Mozilla is taking some of the first steps in supporting virtual reality on the Web by adding native support for VR devices to early experimental builds of Firefox. An early preview build of work-in-progress code has been released for Windows (64-bit) and OS X (10.7+), allowing developers to experiment with VR on the Web. A Linux version will be also released soon. Only the Oculus Rift is currently supported, though other devices will come soon, including Google’s Cardboard.
The initial technical vision for VR on the Web includes:
- Rendering Canvas (WebGL or 2D) to VR output devices
- Rendering 3D Video to VR output devices (as directly as possible)
- Rendering HTML (DOM+CSS) content to VR output devices – taking advantage of existing CSS features such as 3D transforms
- Mixing WebGL-rendered 3D Content with DOM rendered 3D-transformed content in a single 3D space
- Receiving input from orientation and position sensors, with a focus on reducing latency from input/render to final presentation
In particular, Web content should not need to be aware of the particulars of the VR output device, beyond that there is one and it has certain standard rendering characteristics (e.g. a specific projection matrix that’s needed). For example, in the case of the Oculus Rift, content should not need to apply the Rift-specific distortion rendering effect.
Mozilla's initial step has the seed technical functionality needed to support the first type of VR content listed above: receiving sensor input and rendering Canvas/WebGL content to VR.

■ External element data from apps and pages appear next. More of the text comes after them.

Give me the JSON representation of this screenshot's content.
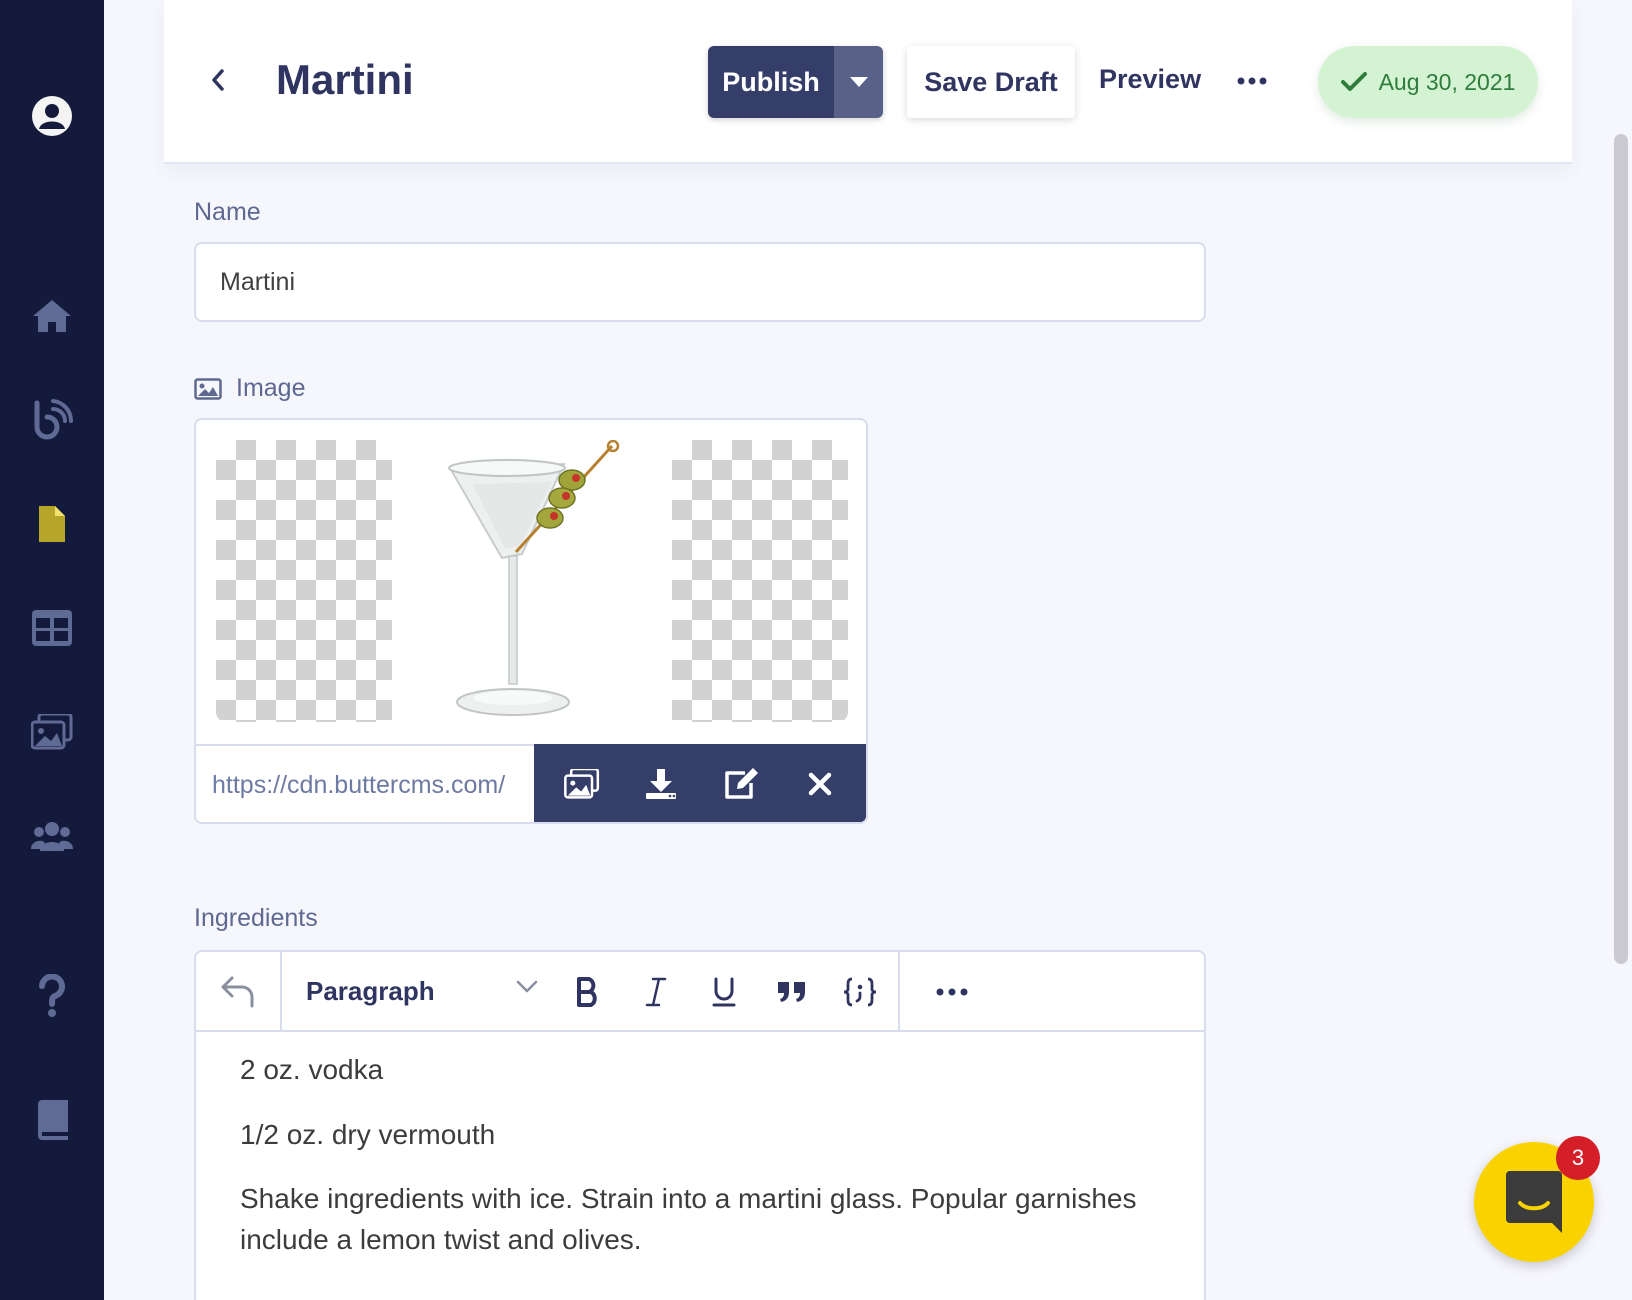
{
  "sidebar": {
    "items": [
      {
        "icon": "avatar-icon"
      },
      {
        "icon": "home-icon"
      },
      {
        "icon": "blog-icon"
      },
      {
        "icon": "page-icon",
        "active": true,
        "color": "#b7a52a"
      },
      {
        "icon": "grid-icon"
      },
      {
        "icon": "media-icon"
      },
      {
        "icon": "users-icon"
      },
      {
        "icon": "help-icon"
      },
      {
        "icon": "book-icon"
      }
    ]
  },
  "header": {
    "title": "Martini",
    "publish_label": "Publish",
    "save_draft_label": "Save Draft",
    "preview_label": "Preview",
    "status_date": "Aug 30, 2021"
  },
  "fields": {
    "name": {
      "label": "Name",
      "value": "Martini"
    },
    "image": {
      "label": "Image",
      "url": "https://cdn.buttercms.com/"
    },
    "ingredients": {
      "label": "Ingredients",
      "format": "Paragraph",
      "paragraphs": [
        "2 oz. vodka",
        "1/2 oz. dry vermouth",
        "Shake ingredients with ice. Strain into a martini glass. Popular garnishes include a lemon twist and olives."
      ]
    }
  },
  "chat": {
    "badge_count": "3"
  },
  "colors": {
    "sidebar_bg": "#141a3c",
    "primary": "#353d69",
    "status_green_bg": "#d4f3d3",
    "status_green_text": "#2f7d3d",
    "chat_yellow": "#fad200",
    "badge_red": "#d41f28"
  }
}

In addition, Mozilla will work at the problem from a user experience and design angle, to figure out what some best practices might be for bringing VR to Web content – and what the experience of browsing a VR Web might feel like, what creating VR Web content could be like, and what it could mean to browse the current Web using a VR interface.